Directions for this task:
In the records that follow, count each line where the string "Update" occurs. Provide the total and no other text.

Given data:
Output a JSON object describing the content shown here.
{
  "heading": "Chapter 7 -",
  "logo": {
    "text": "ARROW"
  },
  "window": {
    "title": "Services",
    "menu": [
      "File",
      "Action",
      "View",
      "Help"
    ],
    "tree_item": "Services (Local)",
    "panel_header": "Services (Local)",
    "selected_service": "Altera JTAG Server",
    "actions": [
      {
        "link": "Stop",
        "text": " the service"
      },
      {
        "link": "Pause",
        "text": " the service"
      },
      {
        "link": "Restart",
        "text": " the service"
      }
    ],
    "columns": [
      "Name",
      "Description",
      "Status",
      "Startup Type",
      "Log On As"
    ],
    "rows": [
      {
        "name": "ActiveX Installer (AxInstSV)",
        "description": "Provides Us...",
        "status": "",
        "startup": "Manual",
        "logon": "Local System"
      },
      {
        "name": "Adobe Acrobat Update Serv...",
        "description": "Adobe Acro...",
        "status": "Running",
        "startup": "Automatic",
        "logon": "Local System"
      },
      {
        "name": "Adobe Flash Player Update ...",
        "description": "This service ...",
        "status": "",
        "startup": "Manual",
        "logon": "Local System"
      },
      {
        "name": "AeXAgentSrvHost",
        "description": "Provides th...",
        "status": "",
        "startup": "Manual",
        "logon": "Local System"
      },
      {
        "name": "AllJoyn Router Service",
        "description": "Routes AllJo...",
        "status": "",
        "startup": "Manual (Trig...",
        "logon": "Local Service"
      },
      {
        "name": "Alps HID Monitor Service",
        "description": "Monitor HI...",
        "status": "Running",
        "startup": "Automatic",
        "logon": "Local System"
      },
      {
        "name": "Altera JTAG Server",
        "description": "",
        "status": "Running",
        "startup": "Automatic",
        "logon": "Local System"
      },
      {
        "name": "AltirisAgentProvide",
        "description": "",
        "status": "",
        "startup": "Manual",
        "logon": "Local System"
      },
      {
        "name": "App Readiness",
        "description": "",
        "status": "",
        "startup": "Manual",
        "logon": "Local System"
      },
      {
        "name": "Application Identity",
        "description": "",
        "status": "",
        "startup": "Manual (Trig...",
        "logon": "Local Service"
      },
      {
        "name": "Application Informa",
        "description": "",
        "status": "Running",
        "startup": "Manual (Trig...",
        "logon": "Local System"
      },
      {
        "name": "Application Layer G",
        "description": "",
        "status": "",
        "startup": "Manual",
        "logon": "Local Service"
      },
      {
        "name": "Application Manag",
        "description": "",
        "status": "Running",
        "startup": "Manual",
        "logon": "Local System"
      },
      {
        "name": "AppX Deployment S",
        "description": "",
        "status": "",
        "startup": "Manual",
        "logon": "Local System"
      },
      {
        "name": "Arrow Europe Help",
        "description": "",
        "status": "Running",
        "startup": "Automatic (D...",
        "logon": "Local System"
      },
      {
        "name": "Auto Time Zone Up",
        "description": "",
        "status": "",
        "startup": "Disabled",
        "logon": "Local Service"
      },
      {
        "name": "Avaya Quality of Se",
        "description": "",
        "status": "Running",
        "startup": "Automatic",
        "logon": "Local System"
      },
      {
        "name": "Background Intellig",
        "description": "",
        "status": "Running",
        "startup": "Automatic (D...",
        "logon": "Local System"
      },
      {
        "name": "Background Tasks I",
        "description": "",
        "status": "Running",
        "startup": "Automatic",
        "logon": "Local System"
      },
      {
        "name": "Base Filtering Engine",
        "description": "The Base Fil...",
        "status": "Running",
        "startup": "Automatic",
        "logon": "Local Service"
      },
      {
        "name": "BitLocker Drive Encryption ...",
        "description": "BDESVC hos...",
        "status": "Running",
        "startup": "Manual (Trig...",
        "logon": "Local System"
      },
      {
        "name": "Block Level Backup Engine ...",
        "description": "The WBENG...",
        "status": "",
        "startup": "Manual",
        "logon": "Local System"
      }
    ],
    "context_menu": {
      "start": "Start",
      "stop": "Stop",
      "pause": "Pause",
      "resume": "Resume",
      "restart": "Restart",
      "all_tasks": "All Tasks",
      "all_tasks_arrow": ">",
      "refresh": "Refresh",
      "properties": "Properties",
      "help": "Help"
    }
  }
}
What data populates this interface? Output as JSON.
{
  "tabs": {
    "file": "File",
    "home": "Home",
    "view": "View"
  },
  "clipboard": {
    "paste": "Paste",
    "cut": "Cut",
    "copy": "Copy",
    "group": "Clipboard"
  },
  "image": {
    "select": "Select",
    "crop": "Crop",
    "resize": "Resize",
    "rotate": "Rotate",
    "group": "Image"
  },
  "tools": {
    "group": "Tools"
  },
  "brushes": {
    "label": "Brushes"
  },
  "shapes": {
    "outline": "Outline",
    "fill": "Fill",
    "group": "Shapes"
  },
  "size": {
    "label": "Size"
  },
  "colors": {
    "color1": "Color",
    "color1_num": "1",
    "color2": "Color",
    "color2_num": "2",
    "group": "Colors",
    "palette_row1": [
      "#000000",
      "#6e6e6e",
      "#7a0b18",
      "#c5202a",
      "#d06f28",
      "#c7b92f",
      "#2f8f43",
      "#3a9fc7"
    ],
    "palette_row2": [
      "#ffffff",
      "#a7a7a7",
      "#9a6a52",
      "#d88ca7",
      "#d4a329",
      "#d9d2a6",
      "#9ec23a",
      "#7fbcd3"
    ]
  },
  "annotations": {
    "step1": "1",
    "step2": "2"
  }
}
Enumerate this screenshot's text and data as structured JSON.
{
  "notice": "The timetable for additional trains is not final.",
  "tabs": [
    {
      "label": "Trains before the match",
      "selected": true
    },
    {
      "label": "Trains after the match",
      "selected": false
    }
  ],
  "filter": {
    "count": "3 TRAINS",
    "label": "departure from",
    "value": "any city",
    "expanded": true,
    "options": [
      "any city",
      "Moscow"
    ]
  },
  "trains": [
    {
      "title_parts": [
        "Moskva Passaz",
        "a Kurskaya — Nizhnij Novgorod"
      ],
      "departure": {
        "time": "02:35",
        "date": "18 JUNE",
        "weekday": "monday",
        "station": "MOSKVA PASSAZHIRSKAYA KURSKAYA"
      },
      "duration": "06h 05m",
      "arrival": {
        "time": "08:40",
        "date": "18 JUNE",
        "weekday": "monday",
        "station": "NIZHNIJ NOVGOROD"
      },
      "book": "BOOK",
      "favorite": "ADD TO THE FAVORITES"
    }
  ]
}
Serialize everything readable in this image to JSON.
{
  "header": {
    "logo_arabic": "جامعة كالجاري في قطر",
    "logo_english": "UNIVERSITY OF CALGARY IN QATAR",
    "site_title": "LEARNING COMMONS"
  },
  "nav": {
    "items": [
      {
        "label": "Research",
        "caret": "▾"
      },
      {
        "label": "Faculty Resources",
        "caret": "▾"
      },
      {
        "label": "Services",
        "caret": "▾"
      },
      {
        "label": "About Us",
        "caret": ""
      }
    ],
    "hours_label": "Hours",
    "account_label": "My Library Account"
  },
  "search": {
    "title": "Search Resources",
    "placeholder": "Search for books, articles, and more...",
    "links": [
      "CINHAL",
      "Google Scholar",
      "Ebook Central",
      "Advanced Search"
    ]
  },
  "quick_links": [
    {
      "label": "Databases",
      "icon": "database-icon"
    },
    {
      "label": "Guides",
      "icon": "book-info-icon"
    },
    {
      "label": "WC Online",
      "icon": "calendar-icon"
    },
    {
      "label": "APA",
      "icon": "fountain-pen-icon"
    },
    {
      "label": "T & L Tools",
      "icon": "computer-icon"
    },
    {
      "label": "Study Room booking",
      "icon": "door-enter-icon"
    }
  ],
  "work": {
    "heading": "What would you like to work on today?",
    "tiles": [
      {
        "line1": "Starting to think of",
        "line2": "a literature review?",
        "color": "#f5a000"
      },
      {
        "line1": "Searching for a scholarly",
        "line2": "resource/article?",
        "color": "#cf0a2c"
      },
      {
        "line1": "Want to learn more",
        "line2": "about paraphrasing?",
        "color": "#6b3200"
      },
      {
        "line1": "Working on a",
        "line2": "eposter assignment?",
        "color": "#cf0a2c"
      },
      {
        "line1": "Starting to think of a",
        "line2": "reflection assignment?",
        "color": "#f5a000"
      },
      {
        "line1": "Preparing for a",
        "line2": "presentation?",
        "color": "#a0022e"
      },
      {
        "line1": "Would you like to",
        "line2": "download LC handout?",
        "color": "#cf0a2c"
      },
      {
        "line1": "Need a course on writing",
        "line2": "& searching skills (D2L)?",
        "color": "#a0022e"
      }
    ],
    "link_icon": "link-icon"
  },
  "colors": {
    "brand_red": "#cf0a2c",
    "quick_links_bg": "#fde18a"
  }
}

Result:
2